> What is being asked: Answer with only the number of lines below where "Windows" appears.

> Source data:
--------------------------------
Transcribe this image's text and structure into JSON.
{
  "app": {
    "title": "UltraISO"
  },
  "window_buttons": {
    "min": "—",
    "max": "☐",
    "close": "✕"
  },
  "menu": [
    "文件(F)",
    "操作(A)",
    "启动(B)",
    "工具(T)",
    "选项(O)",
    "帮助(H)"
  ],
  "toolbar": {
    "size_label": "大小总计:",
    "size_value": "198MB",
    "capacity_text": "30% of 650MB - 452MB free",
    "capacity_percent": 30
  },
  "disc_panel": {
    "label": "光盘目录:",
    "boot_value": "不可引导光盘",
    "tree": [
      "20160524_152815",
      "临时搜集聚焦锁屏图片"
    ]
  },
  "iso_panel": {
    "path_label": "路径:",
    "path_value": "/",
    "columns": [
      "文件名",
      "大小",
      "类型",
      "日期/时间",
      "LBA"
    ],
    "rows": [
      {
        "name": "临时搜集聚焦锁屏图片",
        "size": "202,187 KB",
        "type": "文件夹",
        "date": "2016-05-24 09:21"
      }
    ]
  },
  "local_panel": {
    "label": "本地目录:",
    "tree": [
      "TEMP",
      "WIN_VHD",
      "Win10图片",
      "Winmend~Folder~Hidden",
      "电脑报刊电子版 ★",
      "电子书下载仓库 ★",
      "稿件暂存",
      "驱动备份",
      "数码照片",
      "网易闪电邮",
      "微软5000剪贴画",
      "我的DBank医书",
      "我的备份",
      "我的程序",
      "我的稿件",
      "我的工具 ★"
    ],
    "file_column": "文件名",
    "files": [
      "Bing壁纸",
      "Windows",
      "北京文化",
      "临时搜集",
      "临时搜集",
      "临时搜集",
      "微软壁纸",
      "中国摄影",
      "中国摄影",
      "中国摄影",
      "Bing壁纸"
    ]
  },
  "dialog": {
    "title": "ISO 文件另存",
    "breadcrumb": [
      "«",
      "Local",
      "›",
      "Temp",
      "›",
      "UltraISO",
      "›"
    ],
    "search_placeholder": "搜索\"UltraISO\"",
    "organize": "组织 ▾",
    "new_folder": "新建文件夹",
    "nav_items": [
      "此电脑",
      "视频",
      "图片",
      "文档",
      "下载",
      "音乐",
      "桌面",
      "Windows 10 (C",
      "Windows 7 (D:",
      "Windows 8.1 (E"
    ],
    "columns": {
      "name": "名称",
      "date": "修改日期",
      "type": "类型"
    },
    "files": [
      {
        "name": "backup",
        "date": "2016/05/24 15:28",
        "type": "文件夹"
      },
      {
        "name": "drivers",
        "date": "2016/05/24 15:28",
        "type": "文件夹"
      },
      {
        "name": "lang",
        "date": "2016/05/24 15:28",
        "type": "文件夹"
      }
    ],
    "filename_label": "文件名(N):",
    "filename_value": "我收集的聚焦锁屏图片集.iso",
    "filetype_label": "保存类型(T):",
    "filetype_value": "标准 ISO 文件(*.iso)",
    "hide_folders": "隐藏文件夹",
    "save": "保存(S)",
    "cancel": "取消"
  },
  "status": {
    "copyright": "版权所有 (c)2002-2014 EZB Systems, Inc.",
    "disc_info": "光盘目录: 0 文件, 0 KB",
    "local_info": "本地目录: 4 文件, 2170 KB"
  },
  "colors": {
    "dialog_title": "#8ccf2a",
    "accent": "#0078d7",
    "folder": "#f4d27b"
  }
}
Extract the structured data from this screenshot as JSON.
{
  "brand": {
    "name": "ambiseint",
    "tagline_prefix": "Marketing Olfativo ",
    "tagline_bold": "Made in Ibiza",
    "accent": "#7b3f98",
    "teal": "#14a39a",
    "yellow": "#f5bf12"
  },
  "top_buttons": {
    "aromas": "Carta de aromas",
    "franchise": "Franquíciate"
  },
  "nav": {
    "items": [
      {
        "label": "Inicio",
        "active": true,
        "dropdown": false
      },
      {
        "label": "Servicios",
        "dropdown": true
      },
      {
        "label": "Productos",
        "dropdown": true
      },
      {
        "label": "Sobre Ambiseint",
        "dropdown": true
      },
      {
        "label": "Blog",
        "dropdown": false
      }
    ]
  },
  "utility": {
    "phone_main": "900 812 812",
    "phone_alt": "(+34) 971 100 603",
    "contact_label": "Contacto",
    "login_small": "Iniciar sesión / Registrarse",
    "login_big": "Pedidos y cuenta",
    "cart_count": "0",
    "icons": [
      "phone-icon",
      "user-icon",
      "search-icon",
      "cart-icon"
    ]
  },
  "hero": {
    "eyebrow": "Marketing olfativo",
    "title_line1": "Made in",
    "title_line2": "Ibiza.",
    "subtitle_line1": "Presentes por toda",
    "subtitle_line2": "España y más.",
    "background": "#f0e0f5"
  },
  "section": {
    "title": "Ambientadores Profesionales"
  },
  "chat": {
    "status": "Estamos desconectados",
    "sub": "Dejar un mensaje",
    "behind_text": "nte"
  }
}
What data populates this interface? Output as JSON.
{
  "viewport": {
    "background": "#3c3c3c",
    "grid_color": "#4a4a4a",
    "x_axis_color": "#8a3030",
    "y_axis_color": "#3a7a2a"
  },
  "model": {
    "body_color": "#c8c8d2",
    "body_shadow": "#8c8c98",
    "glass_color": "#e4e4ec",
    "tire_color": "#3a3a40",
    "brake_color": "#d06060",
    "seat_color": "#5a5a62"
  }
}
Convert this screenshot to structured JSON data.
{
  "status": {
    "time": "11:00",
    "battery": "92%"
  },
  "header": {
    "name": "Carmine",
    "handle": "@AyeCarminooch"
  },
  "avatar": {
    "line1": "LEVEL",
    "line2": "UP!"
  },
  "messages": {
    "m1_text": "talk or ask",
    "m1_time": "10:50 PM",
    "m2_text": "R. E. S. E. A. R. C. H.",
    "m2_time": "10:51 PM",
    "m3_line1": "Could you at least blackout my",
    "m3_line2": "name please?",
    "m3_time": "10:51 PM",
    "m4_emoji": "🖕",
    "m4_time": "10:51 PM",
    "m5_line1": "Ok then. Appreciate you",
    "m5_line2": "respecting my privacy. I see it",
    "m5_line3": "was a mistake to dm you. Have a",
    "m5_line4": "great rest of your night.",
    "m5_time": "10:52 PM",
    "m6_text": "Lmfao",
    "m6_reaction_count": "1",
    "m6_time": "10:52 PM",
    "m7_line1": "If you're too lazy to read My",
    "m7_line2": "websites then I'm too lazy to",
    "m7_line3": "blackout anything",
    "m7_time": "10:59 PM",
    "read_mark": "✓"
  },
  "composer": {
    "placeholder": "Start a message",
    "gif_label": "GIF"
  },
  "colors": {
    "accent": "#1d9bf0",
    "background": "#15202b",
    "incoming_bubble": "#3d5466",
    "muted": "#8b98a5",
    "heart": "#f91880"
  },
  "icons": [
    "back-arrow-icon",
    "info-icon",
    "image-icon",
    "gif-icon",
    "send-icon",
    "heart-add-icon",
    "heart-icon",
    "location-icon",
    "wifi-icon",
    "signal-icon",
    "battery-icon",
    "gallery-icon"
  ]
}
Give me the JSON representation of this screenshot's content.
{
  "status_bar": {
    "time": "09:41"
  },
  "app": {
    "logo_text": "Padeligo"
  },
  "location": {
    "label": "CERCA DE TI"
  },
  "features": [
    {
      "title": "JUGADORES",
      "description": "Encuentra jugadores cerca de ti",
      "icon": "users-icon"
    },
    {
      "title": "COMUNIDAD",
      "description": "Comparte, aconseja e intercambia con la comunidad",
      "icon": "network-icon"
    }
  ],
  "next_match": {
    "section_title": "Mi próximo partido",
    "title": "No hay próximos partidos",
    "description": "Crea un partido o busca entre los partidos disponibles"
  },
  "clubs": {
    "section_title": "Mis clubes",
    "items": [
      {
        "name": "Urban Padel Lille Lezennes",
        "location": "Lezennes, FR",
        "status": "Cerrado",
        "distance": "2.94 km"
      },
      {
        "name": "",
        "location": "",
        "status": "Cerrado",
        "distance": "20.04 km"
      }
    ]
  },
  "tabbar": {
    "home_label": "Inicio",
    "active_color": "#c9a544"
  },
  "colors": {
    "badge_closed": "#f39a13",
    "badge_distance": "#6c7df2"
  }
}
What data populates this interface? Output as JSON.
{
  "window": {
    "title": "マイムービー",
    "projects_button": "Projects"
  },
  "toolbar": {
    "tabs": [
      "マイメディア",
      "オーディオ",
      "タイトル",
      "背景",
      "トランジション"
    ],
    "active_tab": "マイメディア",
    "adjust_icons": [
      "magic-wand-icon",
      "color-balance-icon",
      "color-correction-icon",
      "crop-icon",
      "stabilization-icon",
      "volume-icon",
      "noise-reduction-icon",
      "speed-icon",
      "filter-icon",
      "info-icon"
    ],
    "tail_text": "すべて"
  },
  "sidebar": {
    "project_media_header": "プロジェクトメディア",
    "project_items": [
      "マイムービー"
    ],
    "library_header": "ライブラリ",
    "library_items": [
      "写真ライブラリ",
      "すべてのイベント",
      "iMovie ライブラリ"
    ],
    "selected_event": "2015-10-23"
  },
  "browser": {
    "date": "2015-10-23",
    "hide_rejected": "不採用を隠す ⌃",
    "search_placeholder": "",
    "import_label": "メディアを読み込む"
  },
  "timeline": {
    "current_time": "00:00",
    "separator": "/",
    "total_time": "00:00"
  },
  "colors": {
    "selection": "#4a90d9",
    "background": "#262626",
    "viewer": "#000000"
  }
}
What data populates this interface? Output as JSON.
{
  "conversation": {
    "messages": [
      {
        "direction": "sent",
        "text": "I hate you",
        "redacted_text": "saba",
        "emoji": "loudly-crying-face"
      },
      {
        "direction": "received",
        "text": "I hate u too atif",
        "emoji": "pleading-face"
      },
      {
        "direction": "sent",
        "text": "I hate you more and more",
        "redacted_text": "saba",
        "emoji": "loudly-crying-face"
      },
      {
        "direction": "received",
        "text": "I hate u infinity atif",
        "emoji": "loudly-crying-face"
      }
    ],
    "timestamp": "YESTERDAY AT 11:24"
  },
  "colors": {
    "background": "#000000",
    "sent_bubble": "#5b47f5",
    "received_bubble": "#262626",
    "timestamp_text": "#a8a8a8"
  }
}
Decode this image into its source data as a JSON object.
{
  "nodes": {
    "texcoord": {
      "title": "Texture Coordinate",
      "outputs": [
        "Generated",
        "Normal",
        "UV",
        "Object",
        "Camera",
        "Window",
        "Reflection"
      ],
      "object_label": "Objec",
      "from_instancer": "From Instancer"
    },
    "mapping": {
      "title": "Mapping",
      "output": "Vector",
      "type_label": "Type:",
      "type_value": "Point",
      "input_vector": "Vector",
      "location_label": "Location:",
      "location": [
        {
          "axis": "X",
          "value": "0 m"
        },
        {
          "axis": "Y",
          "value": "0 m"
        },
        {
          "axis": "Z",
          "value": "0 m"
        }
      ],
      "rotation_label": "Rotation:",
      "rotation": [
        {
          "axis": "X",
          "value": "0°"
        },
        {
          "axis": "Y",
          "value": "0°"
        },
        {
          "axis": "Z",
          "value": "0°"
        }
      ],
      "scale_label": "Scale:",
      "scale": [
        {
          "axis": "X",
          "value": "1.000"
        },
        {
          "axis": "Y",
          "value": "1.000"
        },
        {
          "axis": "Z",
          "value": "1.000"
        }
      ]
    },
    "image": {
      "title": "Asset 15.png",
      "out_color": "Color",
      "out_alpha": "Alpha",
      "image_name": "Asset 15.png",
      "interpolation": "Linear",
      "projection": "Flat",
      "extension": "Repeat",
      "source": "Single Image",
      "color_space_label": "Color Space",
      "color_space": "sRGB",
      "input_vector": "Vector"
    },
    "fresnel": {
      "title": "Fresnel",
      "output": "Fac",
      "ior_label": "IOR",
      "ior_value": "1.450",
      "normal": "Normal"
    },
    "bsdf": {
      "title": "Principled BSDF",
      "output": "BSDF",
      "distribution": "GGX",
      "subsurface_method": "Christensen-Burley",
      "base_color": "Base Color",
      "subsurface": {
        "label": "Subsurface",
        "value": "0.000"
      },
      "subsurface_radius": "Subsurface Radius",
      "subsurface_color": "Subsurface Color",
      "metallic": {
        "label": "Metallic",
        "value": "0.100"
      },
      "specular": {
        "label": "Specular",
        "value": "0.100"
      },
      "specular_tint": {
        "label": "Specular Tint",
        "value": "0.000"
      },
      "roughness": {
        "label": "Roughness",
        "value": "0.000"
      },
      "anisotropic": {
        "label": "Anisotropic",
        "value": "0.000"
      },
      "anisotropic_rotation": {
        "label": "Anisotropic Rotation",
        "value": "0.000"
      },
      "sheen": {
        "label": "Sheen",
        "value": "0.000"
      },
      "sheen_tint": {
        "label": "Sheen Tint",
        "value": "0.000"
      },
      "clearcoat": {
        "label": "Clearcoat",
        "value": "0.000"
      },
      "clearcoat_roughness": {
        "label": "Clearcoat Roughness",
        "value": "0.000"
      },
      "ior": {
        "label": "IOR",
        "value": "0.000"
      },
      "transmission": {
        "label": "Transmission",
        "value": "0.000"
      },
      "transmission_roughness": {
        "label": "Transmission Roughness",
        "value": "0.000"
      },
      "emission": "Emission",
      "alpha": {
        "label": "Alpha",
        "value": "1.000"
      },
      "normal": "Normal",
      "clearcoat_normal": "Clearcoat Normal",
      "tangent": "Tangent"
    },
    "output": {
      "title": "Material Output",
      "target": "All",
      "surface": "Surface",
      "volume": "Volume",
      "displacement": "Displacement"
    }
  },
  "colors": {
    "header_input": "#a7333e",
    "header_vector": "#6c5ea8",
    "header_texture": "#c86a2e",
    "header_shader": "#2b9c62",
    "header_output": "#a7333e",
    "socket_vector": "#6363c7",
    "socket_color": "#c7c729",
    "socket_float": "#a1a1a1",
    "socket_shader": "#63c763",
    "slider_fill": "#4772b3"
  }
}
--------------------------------
> Response to the exercise: 4